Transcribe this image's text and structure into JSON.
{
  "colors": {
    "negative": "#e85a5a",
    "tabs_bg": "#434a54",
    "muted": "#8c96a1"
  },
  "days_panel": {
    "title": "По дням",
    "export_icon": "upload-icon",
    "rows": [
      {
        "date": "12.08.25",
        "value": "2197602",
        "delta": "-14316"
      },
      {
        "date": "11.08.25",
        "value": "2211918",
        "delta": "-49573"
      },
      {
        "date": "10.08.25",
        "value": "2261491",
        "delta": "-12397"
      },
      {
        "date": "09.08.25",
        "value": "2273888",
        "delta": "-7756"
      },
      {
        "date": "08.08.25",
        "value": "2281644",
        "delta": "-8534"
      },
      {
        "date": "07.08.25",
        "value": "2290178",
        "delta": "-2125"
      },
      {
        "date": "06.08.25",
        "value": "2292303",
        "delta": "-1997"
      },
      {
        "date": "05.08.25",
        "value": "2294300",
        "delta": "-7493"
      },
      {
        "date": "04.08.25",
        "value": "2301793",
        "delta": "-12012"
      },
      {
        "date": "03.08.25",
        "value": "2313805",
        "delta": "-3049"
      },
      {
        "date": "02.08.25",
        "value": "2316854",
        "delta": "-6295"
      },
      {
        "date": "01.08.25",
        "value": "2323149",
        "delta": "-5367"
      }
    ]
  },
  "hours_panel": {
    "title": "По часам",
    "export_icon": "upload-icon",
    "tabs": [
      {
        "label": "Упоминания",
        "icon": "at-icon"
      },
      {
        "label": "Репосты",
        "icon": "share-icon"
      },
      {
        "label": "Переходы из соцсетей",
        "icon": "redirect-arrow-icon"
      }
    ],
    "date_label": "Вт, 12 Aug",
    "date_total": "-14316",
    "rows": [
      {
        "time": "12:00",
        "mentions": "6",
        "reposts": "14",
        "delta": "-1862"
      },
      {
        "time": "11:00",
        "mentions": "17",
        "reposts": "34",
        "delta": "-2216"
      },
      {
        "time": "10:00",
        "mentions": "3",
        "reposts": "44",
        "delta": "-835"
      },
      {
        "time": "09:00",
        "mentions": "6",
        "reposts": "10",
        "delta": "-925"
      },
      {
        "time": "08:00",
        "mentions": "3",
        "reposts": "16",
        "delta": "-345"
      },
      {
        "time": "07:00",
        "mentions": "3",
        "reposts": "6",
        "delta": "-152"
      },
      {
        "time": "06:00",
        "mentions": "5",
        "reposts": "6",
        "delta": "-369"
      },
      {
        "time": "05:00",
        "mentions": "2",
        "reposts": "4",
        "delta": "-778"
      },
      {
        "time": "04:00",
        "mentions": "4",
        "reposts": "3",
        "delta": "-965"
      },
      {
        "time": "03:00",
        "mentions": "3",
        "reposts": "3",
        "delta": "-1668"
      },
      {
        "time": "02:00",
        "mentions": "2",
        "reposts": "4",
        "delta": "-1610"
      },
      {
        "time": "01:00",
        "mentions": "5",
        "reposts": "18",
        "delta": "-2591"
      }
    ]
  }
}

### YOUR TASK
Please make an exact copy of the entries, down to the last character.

### EXPECTED ANSWER
Transcribe this image's text and structure into JSON.
{
  "colors": {
    "negative": "#e85a5a",
    "tabs_bg": "#434a54",
    "muted": "#8c96a1"
  },
  "days_panel": {
    "title": "По дням",
    "export_icon": "upload-icon",
    "rows": [
      {
        "date": "12.08.25",
        "value": "2197602",
        "delta": "-14316"
      },
      {
        "date": "11.08.25",
        "value": "2211918",
        "delta": "-49573"
      },
      {
        "date": "10.08.25",
        "value": "2261491",
        "delta": "-12397"
      },
      {
        "date": "09.08.25",
        "value": "2273888",
        "delta": "-7756"
      },
      {
        "date": "08.08.25",
        "value": "2281644",
        "delta": "-8534"
      },
      {
        "date": "07.08.25",
        "value": "2290178",
        "delta": "-2125"
      },
      {
        "date": "06.08.25",
        "value": "2292303",
        "delta": "-1997"
      },
      {
        "date": "05.08.25",
        "value": "2294300",
        "delta": "-7493"
      },
      {
        "date": "04.08.25",
        "value": "2301793",
        "delta": "-12012"
      },
      {
        "date": "03.08.25",
        "value": "2313805",
        "delta": "-3049"
      },
      {
        "date": "02.08.25",
        "value": "2316854",
        "delta": "-6295"
      },
      {
        "date": "01.08.25",
        "value": "2323149",
        "delta": "-5367"
      }
    ]
  },
  "hours_panel": {
    "title": "По часам",
    "export_icon": "upload-icon",
    "tabs": [
      {
        "label": "Упоминания",
        "icon": "at-icon"
      },
      {
        "label": "Репосты",
        "icon": "share-icon"
      },
      {
        "label": "Переходы из соцсетей",
        "icon": "redirect-arrow-icon"
      }
    ],
    "date_label": "Вт, 12 Aug",
    "date_total": "-14316",
    "rows": [
      {
        "time": "12:00",
        "mentions": "6",
        "reposts": "14",
        "delta": "-1862"
      },
      {
        "time": "11:00",
        "mentions": "17",
        "reposts": "34",
        "delta": "-2216"
      },
      {
        "time": "10:00",
        "mentions": "3",
        "reposts": "44",
        "delta": "-835"
      },
      {
        "time": "09:00",
        "mentions": "6",
        "reposts": "10",
        "delta": "-925"
      },
      {
        "time": "08:00",
        "mentions": "3",
        "reposts": "16",
        "delta": "-345"
      },
      {
        "time": "07:00",
        "mentions": "3",
        "reposts": "6",
        "delta": "-152"
      },
      {
        "time": "06:00",
        "mentions": "5",
        "reposts": "6",
        "delta": "-369"
      },
      {
        "time": "05:00",
        "mentions": "2",
        "reposts": "4",
        "delta": "-778"
      },
      {
        "time": "04:00",
        "mentions": "4",
        "reposts": "3",
        "delta": "-965"
      },
      {
        "time": "03:00",
        "mentions": "3",
        "reposts": "3",
        "delta": "-1668"
      },
      {
        "time": "02:00",
        "mentions": "2",
        "reposts": "4",
        "delta": "-1610"
      },
      {
        "time": "01:00",
        "mentions": "5",
        "reposts": "18",
        "delta": "-2591"
      }
    ]
  }
}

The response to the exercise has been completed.